On my final day in 2013 I decided I just had to get to the top of Santa Catalina hill, and if I couldn’t do it on foot, I’d do it by car, so I booked a table at the parador’s restaurant and took a taxi each way. For some reason it was a cheaper fare going there than getting back!
When you go inside, after first walking past the hotel reception and along a corridor, you get to ‘the lounge’, a huge square room with soaring vaulted ceilings, high chimneys on facing walls and a wall of windows with Moorish wooden shutters.
The décor in here consists of long swords hanging on the walls, alongside portraits of Christian saints. One shows a knight with a halo riding a horse and smiting the heads of some turban-wearing men with his sword. Not very PC but this is the actual history of this place. A Moorish castle once occupied the hill but it was put under siege several times by the Christians who eventually captured it and built this newer fortification in its place.
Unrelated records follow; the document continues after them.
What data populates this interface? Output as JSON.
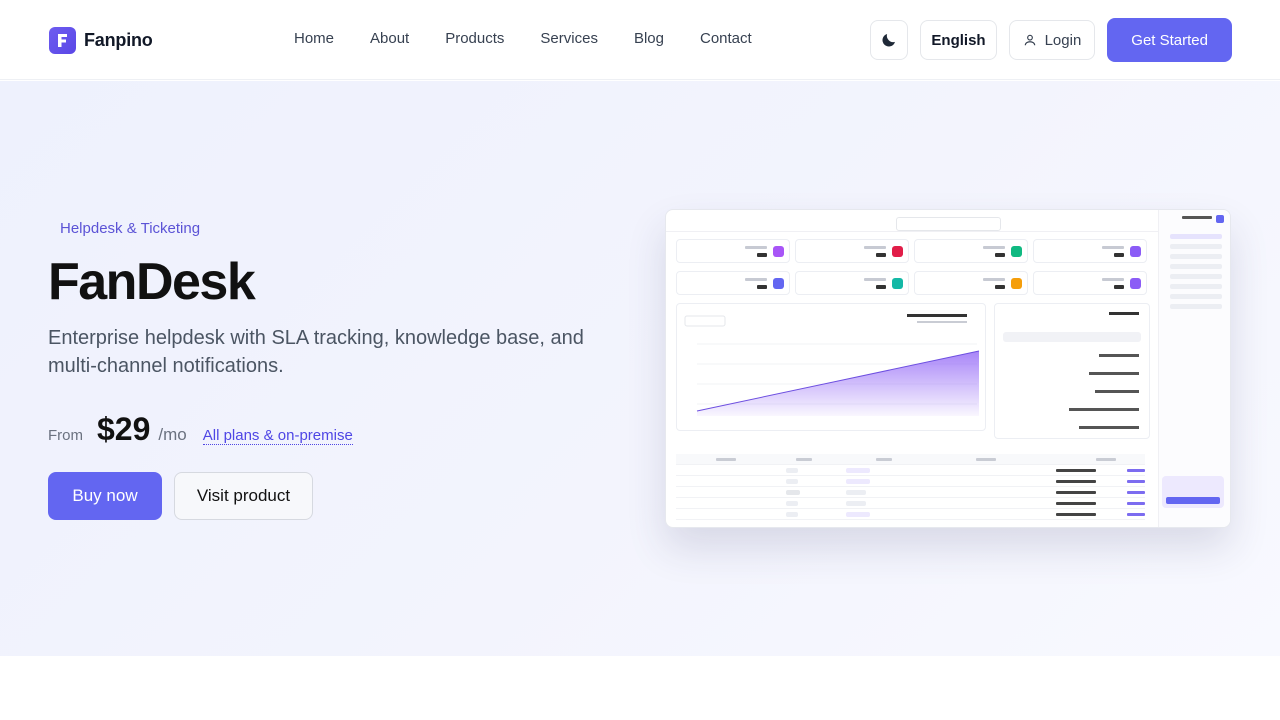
{
  "brand": {
    "name": "Fanpino",
    "logo_letter": "F"
  },
  "nav": {
    "items": [
      "Home",
      "About",
      "Products",
      "Services",
      "Blog",
      "Contact"
    ]
  },
  "header": {
    "theme_icon": "moon-icon",
    "language": "English",
    "login": "Login",
    "cta": "Get Started"
  },
  "hero": {
    "badge": "Helpdesk & Ticketing",
    "title": "FanDesk",
    "description": "Enterprise helpdesk with SLA tracking, knowledge base, and multi-channel notifications.",
    "price_prefix": "From",
    "price": "$29",
    "price_unit": "/mo",
    "price_link": "All plans & on-premise",
    "buy_label": "Buy now",
    "visit_label": "Visit product"
  },
  "colors": {
    "accent": "#6366f1",
    "badge_text": "#5b53d6",
    "hero_bg": "#eef1fd"
  }
}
Passing through this room you come to the restaurant which has been designed to look like a Medieval banqueting hall; very long with a low ceiling and several arches.
It’s decorated in sturdy Medieval style with clunky wooden light fittings and a huge tapestry showing a battle scene on the end wall.
Unfortunately the food at these paradors is often not very good so I wasn’t counting on a gourmet meal. The Gazpacho Andaluz, with two halves of quail egg and a swirl of excellent olive oil, was pretty good (B+), but that’s quite hard to get wrong if you have quality ingredients.
However the grilled leg of goat came with the kind of mixed veg (diced carrots, beans and peas) that you get from a bag in the freezer, and the solitary potato looked processed as well. A swirl of reduced vinegar failed to make it posh (C).
The saving grace was the award-winning local red, Marques de Campomeno 2011 (B+), a Tempranillo/Cab Sauv, which is now my favourite local tipple whenever I’m in Jaen.
To finish a local dessert, Dulce de Gachas con Matalauva y Aciete de Oliva Extra Virgen, which translates as a sweet set porridge, topped with aniseed and extra virgin olive oil. The main ingredients of most Gachas recipes seem to be milk, flour, sugar and whatever flavourings are to hand; a sweet born out of poverty if ever there was one. Despite its simplicity it was quite nice (B) and the waiter loved me for ordering it!
Generally the front of house staff here were very pleasant but they took a long time to attend to me, although to be fair they do have a lot of ground to cover.
After eating I decamped to the lounge with a glass of the local sweet anis, made by Castello de Jaen, which seemed the only fitting way to end the evening.
So a mediocre and slightly pricey food experience but the interior of the parador and the views of the town at night were worth it.